When everyone is a “publisher” and says nice things about you, social media is wonderful, right?Â But companies are less impressed when the message is negative and the tone bitter.
This is the situation UK-based tour operating giant Thomas Cook has found itself in after an anonymous TwitterÂ user created an account deliberately to hurl so-called “abuse” at the company and employees.
Such was the level of criticism against Thomas Cook that lawyers applied for and were granted an injunction last week by the High Court in London to request Twitter to expose the creator of the account (@TCXrated).
Although the account has since been deleted, in a rare move the court order could be enforced by Twitter to establish and reveal the identity of the person (or persons) behind the attacks.
Thomas Cook suspects the account belonged to a employee (and obviously in breach of its employment contract), but what angered it so much about the messages?
The account, according to the Telegraph,Â tweeted a myriad of snarky commentsÂ about Thomas Cook and its employees, including screengrabs of its share price, internal memos and doctored pictures of staff supposedly pushing a plane on a runway with the title “Thomas Cook reveals fuel shortage contingency plan”.
The case sheds some further light on the steps companies will now go to in order to stop public criticism, but do the examples highlighted by Telegraph really constitute abuse?
Yes, internal memos are, well, confidential although it is unclear as to what information was disclosed and how many “followers” the account had actually managed to attract.
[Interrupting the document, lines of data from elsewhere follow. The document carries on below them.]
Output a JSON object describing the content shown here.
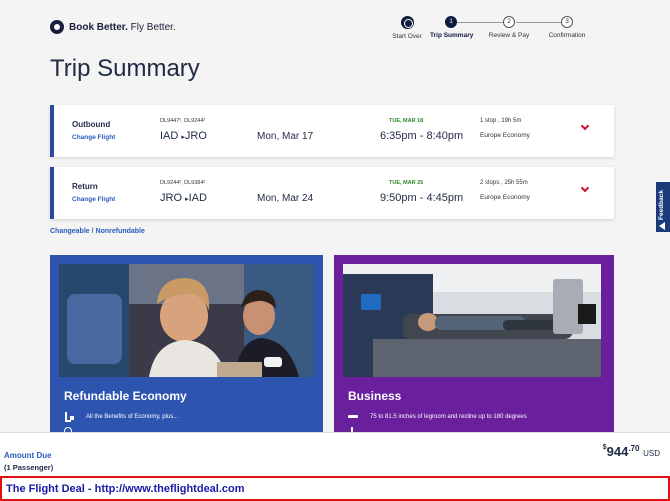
{
  "brand": {
    "bold": "Book Better.",
    "light": " Fly Better."
  },
  "nav": {
    "start_over": "Start Over",
    "steps": [
      {
        "num": "1",
        "label": "Trip Summary",
        "active": true
      },
      {
        "num": "2",
        "label": "Review & Pay",
        "active": false
      },
      {
        "num": "3",
        "label": "Confirmation",
        "active": false
      }
    ]
  },
  "page_title": "Trip Summary",
  "flights": [
    {
      "direction": "Outbound",
      "change_label": "Change Flight",
      "flight_numbers": "DL9447², DL9244²",
      "route_from": "IAD",
      "route_to": "JRO",
      "date": "Mon, Mar 17",
      "arrival_date": "TUE, MAR 18",
      "times": "6:35pm - 8:40pm",
      "stops": "1 stop , 19h 5m",
      "cabin": "Europe Economy"
    },
    {
      "direction": "Return",
      "change_label": "Change Flight",
      "flight_numbers": "DL9244², DL9384²",
      "route_from": "JRO",
      "route_to": "IAD",
      "date": "Mon, Mar 24",
      "arrival_date": "TUE, MAR 25",
      "times": "9:50pm - 4:45pm",
      "stops": "2 stops , 25h 55m",
      "cabin": "Europe Economy"
    }
  ],
  "fare_note": "Changeable / Nonrefundable",
  "fares": [
    {
      "title": "Refundable Economy",
      "feature": "All the Benefits of Economy, plus...",
      "icon": "seat-icon"
    },
    {
      "title": "Business",
      "feature": "75 to 81.5 inches of legroom and recline up to 180 degrees",
      "icon": "legroom-icon"
    }
  ],
  "feedback": "Feedback",
  "amount": {
    "label": "Amount Due",
    "passengers": "(1 Passenger)",
    "currency_symbol": "$",
    "whole": "944",
    "cents": ".70",
    "currency": "USD"
  },
  "watermark": "The Flight Deal - http://www.theflightdeal.com",
  "colors": {
    "accent": "#2a5dbd",
    "navy": "#0f1a3d",
    "red": "#c8102e",
    "green": "#2b8a2b",
    "economy": "#2d55b0",
    "business": "#6a1f9c"
  }
}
So rather than simply ignoring the account, some might argue that by taking such extreme measures to try and force the identity of the tweeter has turned attention once again on the operator and its financial performance, just at the point where its new CEO was perhaps hoping to start afresh.